For millions of English football fans nothing says Christmas quite like going to a game on Boxing Day. Meanwhile, over the rest of Europe footballers are spending precious time with their families, often travelling distances that would have made the Three Kings demur, and, like the rest of the population, taking a well-earned break from work.
Why is it that most countries close down their football leagues over the holiday season, but there would be a huge outcry in Britain if we were denied the opportunity to sing adapted versions of Christmas classics on bitterly cold December afternoon, swerving the in-laws and another offering of left-overs. And does it matter?
Football is as central to Christmas in Britain as mince pies. Indeed, until the 1950s there were games on Christmas Day. Players and teams who wished to opt out on religious grounds were allowed to, but few took advantage of this loophole. Club owners found that holiday games were lucrative because the supporters flocked to them like shepherds to a Bethlehem barn.
Of course the most famous festive football fixture of all was played in the no-man's-land of World War One. But 1914 was a never-to-be-repeated one-off, banned by the politicians and military leaders who saw how subversive a mere game could be.
Professional football however was encouraged. Back in 1888, Everton even played two matches on Christmas Day and another on Boxing Day.
Eventually the arrival of television and the Queen's Speech saw Christmas Day cordoned off, with Boxing Day quickly identified as the stage for festive football. But what with New Year's Day and all the weekends around and in-between broadcasters have saturated the period and now there is barely a festive date lacking a game.
Attendances remain huge for the festive schedule, with supporters eager for the opportunity to escape from packed homes and relatives they'd rather avoid. Plus, of course, it matters little if the fans are hungover and fattened up by festive overindulging. It is different for the players: How many of our festive traditions combine well with being an athlete?
Player behavior – is much different nowadays. But the games remain. Meanwhile most of the footballing world is on holiday. Some countries, such as Russia and the USA, are forced to organise their seasons around a long winter break due to the sheer impossibility of playing games in six feet of snow. It can be cold and miserable at a Christmas game in England, but it's only rarely actually unplayable. Illuminous balls and undersoil heating keep the party going.

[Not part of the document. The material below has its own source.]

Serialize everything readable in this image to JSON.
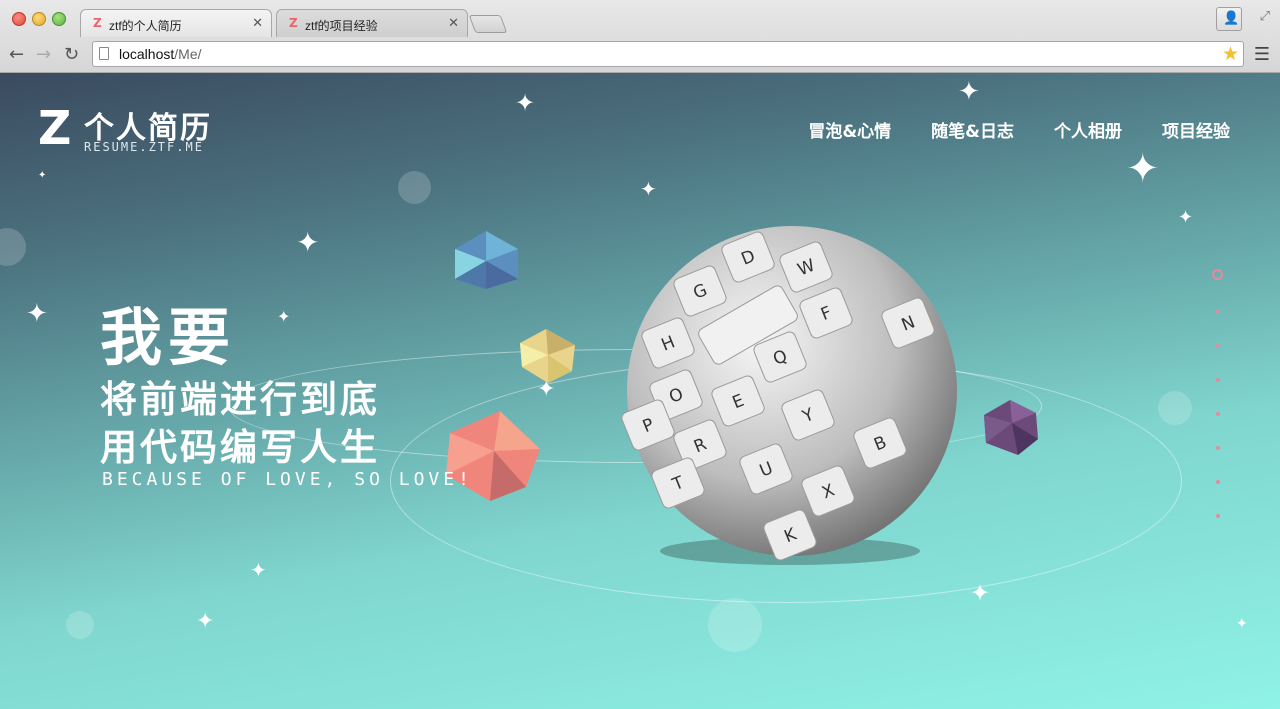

Other nations put their religious holidays ahead of their football. All the major European leagues take a significant break, from a fortnight in Spain's La Liga to a month for Germany's Bundesliga. The reasons, aside from religious observance and the weather, are simple: give the players a much needed rest and recuperation. In an era when so many players ply their trade in foreign countries it allows them to travel home to see their families.
It might be too simplistic to point out that most German players have a month off over Christmas and frequently overperform at the World Cup, while English stars have no break and haven't won the big one in more than 50 years.
But, when the domestic football season – including European adventures – is a marathon, and England's players constantly look exhausted at major tournaments, it is hard to avoid the thought that a rest somewhere along the line would be healthy. The frenzy of festive fixtures is exhausting, and only halfway through the big race.
But, English football is not run for the benefit of the national team. It is run at the say-so of club owners and broadcasters. And there's money in festive football. Unless fans vote with their feet and abandon the Christmas fixture list, little is likely to change. And perhaps even then, it might not be enough to convince the authorities.